BEGIN Record excerpts

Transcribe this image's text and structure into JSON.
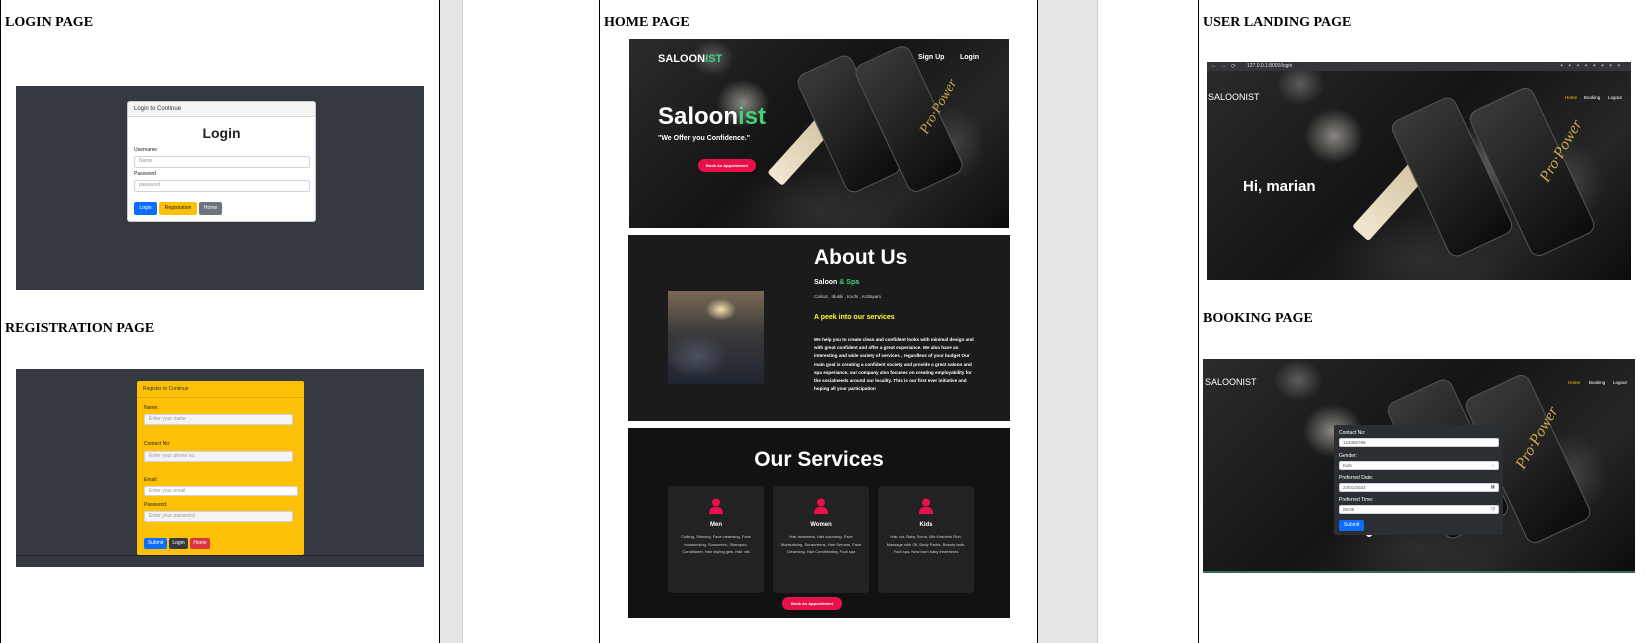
{
  "headings": {
    "login": "LOGIN PAGE",
    "registration": "REGISTRATION PAGE",
    "home": "HOME PAGE",
    "user_landing": "USER LANDING PAGE",
    "booking": "BOOKING PAGE"
  },
  "login": {
    "card_header": "Login to Continue",
    "title": "Login",
    "username_label": "Username",
    "username_placeholder": "Name",
    "password_label": "Password",
    "password_placeholder": "password",
    "buttons": [
      "Login",
      "Registration",
      "Home"
    ]
  },
  "registration": {
    "card_header": "Register to Continue",
    "fields": [
      {
        "label": "Name:",
        "placeholder": "Enter your name"
      },
      {
        "label": "Contact No:",
        "placeholder": "Enter your phone no."
      },
      {
        "label": "Email:",
        "placeholder": "Enter your email"
      },
      {
        "label": "Password:",
        "placeholder": "Enter your password"
      }
    ],
    "buttons": [
      "Submit",
      "Login",
      "Home"
    ]
  },
  "home": {
    "hero": {
      "logo_main": "SALOON",
      "logo_accent": "IST",
      "nav": [
        "Sign Up",
        "Login"
      ],
      "title_main": "Saloon",
      "title_accent": "ist",
      "tagline": "\"We Offer you Confidence.\"",
      "cta": "Book An Appointment"
    },
    "about": {
      "title": "About Us",
      "sub_main": "Saloon",
      "sub_accent": "& Spa",
      "locations": "Calicut , Idukki , Kochi , Kottayam.",
      "peek": "A peek into our services",
      "body": "We help you to create clean and confident looks with minimal design and with great confident and offer a great experiance. We also have an interesting and wide variety of services , regardless of your budget Our main goal is creating a confident society and provide a great saloon and spa experiance, our company also focuses on creating employability for the socialneeds around our locality. This is our first ever initiative and hoping all your participation"
    },
    "services": {
      "title": "Our Services",
      "cards": [
        {
          "name": "Men",
          "desc": "Cutting, Shaving, Face cleansing, Face moisturizing, Sunscreen, Shampoo, Conditioner, Hair styling gels, Hair oils"
        },
        {
          "name": "Women",
          "desc": "Hair treatment, Hair colouring, Face Moisturising, Sunscreens, Hair Serums, Face Cleansing, Hair Conditioning, Foot spa"
        },
        {
          "name": "Kids",
          "desc": "Hair cut, Baby Scrub, Mix Kashmiri Rub, Massage with Oil, Body Packs, Beauty bath, Foot spa, New born baby treatments"
        }
      ],
      "cta": "Book An Appointment"
    }
  },
  "user_landing": {
    "url": "127.0.0.1:8000/login",
    "brand": "SALOONIST",
    "nav": [
      "Home",
      "Booking",
      "Logout"
    ],
    "greeting": "Hi, marian"
  },
  "booking": {
    "brand": "SALOONIST",
    "nav": [
      "Home",
      "Booking",
      "Logout"
    ],
    "fields": [
      {
        "label": "Contact No:",
        "value": "123456789"
      },
      {
        "label": "Gender:",
        "value": "Kids"
      },
      {
        "label": "Preferred Date:",
        "value": "23/01/2023"
      },
      {
        "label": "Preferred Time:",
        "value": "05:05"
      }
    ],
    "submit": "Submit"
  },
  "colors": {
    "accent_green": "#3fd37a",
    "accent_pink": "#e8114c",
    "accent_yellow": "#ffc107",
    "btn_blue": "#0d6efd",
    "btn_gray": "#6c757d",
    "btn_red": "#dc3545"
  }
}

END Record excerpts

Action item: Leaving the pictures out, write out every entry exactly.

Task solution:
Transcribe this image's text and structure into JSON.
{
  "headings": {
    "login": "LOGIN PAGE",
    "registration": "REGISTRATION PAGE",
    "home": "HOME PAGE",
    "user_landing": "USER LANDING PAGE",
    "booking": "BOOKING PAGE"
  },
  "login": {
    "card_header": "Login to Continue",
    "title": "Login",
    "username_label": "Username",
    "username_placeholder": "Name",
    "password_label": "Password",
    "password_placeholder": "password",
    "buttons": [
      "Login",
      "Registration",
      "Home"
    ]
  },
  "registration": {
    "card_header": "Register to Continue",
    "fields": [
      {
        "label": "Name:",
        "placeholder": "Enter your name"
      },
      {
        "label": "Contact No:",
        "placeholder": "Enter your phone no."
      },
      {
        "label": "Email:",
        "placeholder": "Enter your email"
      },
      {
        "label": "Password:",
        "placeholder": "Enter your password"
      }
    ],
    "buttons": [
      "Submit",
      "Login",
      "Home"
    ]
  },
  "home": {
    "hero": {
      "logo_main": "SALOON",
      "logo_accent": "IST",
      "nav": [
        "Sign Up",
        "Login"
      ],
      "title_main": "Saloon",
      "title_accent": "ist",
      "tagline": "\"We Offer you Confidence.\"",
      "cta": "Book An Appointment"
    },
    "about": {
      "title": "About Us",
      "sub_main": "Saloon",
      "sub_accent": "& Spa",
      "locations": "Calicut , Idukki , Kochi , Kottayam.",
      "peek": "A peek into our services",
      "body": "We help you to create clean and confident looks with minimal design and with great confident and offer a great experiance. We also have an interesting and wide variety of services , regardless of your budget Our main goal is creating a confident society and provide a great saloon and spa experiance, our company also focuses on creating employability for the socialneeds around our locality. This is our first ever initiative and hoping all your participation"
    },
    "services": {
      "title": "Our Services",
      "cards": [
        {
          "name": "Men",
          "desc": "Cutting, Shaving, Face cleansing, Face moisturizing, Sunscreen, Shampoo, Conditioner, Hair styling gels, Hair oils"
        },
        {
          "name": "Women",
          "desc": "Hair treatment, Hair colouring, Face Moisturising, Sunscreens, Hair Serums, Face Cleansing, Hair Conditioning, Foot spa"
        },
        {
          "name": "Kids",
          "desc": "Hair cut, Baby Scrub, Mix Kashmiri Rub, Massage with Oil, Body Packs, Beauty bath, Foot spa, New born baby treatments"
        }
      ],
      "cta": "Book An Appointment"
    }
  },
  "user_landing": {
    "url": "127.0.0.1:8000/login",
    "brand": "SALOONIST",
    "nav": [
      "Home",
      "Booking",
      "Logout"
    ],
    "greeting": "Hi, marian"
  },
  "booking": {
    "brand": "SALOONIST",
    "nav": [
      "Home",
      "Booking",
      "Logout"
    ],
    "fields": [
      {
        "label": "Contact No:",
        "value": "123456789"
      },
      {
        "label": "Gender:",
        "value": "Kids"
      },
      {
        "label": "Preferred Date:",
        "value": "23/01/2023"
      },
      {
        "label": "Preferred Time:",
        "value": "05:05"
      }
    ],
    "submit": "Submit"
  },
  "colors": {
    "accent_green": "#3fd37a",
    "accent_pink": "#e8114c",
    "accent_yellow": "#ffc107",
    "btn_blue": "#0d6efd",
    "btn_gray": "#6c757d",
    "btn_red": "#dc3545"
  }
}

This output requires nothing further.